Goal of the exercise
Would you set down every line of the data below exactly as it reads?

*** Opening of Extracted information ***

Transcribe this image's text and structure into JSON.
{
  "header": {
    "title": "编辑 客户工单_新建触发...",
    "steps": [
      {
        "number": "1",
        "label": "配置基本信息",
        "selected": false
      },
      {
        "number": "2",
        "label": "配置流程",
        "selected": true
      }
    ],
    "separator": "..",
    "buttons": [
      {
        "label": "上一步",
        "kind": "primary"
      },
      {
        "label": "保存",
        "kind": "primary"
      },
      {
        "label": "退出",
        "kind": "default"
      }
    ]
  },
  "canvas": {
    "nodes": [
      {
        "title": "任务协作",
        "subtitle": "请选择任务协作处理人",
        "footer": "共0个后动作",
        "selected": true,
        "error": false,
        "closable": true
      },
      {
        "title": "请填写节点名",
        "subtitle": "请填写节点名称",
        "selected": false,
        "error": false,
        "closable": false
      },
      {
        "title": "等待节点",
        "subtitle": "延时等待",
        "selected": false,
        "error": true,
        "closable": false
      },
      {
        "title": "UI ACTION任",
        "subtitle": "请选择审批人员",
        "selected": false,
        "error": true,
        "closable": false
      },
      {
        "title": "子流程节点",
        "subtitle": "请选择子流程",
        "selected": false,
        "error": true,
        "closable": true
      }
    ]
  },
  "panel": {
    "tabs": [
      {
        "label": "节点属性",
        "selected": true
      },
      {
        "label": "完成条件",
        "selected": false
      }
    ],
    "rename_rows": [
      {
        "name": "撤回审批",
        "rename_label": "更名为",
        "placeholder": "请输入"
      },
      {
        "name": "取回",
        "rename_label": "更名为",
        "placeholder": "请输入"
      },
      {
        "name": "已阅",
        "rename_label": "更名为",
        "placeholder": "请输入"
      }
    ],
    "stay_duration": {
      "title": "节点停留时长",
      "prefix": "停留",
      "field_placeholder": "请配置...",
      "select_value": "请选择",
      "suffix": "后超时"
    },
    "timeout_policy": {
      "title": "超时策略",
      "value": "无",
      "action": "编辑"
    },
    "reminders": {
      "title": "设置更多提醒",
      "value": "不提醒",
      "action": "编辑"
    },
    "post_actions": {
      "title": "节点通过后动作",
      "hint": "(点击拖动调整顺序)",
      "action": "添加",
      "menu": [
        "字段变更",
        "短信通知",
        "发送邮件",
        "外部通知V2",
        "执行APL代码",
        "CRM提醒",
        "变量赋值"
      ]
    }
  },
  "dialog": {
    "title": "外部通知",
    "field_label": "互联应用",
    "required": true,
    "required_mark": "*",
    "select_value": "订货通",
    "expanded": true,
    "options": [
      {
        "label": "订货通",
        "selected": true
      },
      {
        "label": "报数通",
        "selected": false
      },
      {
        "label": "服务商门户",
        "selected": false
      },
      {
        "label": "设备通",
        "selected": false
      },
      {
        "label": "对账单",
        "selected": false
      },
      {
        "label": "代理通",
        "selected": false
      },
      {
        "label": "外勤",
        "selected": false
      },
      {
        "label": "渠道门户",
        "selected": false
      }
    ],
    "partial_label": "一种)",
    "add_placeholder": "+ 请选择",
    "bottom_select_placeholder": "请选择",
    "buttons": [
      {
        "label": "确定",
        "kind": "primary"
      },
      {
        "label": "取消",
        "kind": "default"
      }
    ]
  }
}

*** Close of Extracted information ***

Answer section
Transcribe this image's text and structure into JSON.
{
  "header": {
    "title": "编辑 客户工单_新建触发...",
    "steps": [
      {
        "number": "1",
        "label": "配置基本信息",
        "selected": false
      },
      {
        "number": "2",
        "label": "配置流程",
        "selected": true
      }
    ],
    "separator": "..",
    "buttons": [
      {
        "label": "上一步",
        "kind": "primary"
      },
      {
        "label": "保存",
        "kind": "primary"
      },
      {
        "label": "退出",
        "kind": "default"
      }
    ]
  },
  "canvas": {
    "nodes": [
      {
        "title": "任务协作",
        "subtitle": "请选择任务协作处理人",
        "footer": "共0个后动作",
        "selected": true,
        "error": false,
        "closable": true
      },
      {
        "title": "请填写节点名",
        "subtitle": "请填写节点名称",
        "selected": false,
        "error": false,
        "closable": false
      },
      {
        "title": "等待节点",
        "subtitle": "延时等待",
        "selected": false,
        "error": true,
        "closable": false
      },
      {
        "title": "UI ACTION任",
        "subtitle": "请选择审批人员",
        "selected": false,
        "error": true,
        "closable": false
      },
      {
        "title": "子流程节点",
        "subtitle": "请选择子流程",
        "selected": false,
        "error": true,
        "closable": true
      }
    ]
  },
  "panel": {
    "tabs": [
      {
        "label": "节点属性",
        "selected": true
      },
      {
        "label": "完成条件",
        "selected": false
      }
    ],
    "rename_rows": [
      {
        "name": "撤回审批",
        "rename_label": "更名为",
        "placeholder": "请输入"
      },
      {
        "name": "取回",
        "rename_label": "更名为",
        "placeholder": "请输入"
      },
      {
        "name": "已阅",
        "rename_label": "更名为",
        "placeholder": "请输入"
      }
    ],
    "stay_duration": {
      "title": "节点停留时长",
      "prefix": "停留",
      "field_placeholder": "请配置...",
      "select_value": "请选择",
      "suffix": "后超时"
    },
    "timeout_policy": {
      "title": "超时策略",
      "value": "无",
      "action": "编辑"
    },
    "reminders": {
      "title": "设置更多提醒",
      "value": "不提醒",
      "action": "编辑"
    },
    "post_actions": {
      "title": "节点通过后动作",
      "hint": "(点击拖动调整顺序)",
      "action": "添加",
      "menu": [
        "字段变更",
        "短信通知",
        "发送邮件",
        "外部通知V2",
        "执行APL代码",
        "CRM提醒",
        "变量赋值"
      ]
    }
  },
  "dialog": {
    "title": "外部通知",
    "field_label": "互联应用",
    "required": true,
    "required_mark": "*",
    "select_value": "订货通",
    "expanded": true,
    "options": [
      {
        "label": "订货通",
        "selected": true
      },
      {
        "label": "报数通",
        "selected": false
      },
      {
        "label": "服务商门户",
        "selected": false
      },
      {
        "label": "设备通",
        "selected": false
      },
      {
        "label": "对账单",
        "selected": false
      },
      {
        "label": "代理通",
        "selected": false
      },
      {
        "label": "外勤",
        "selected": false
      },
      {
        "label": "渠道门户",
        "selected": false
      }
    ],
    "partial_label": "一种)",
    "add_placeholder": "+ 请选择",
    "bottom_select_placeholder": "请选择",
    "buttons": [
      {
        "label": "确定",
        "kind": "primary"
      },
      {
        "label": "取消",
        "kind": "default"
      }
    ]
  }
}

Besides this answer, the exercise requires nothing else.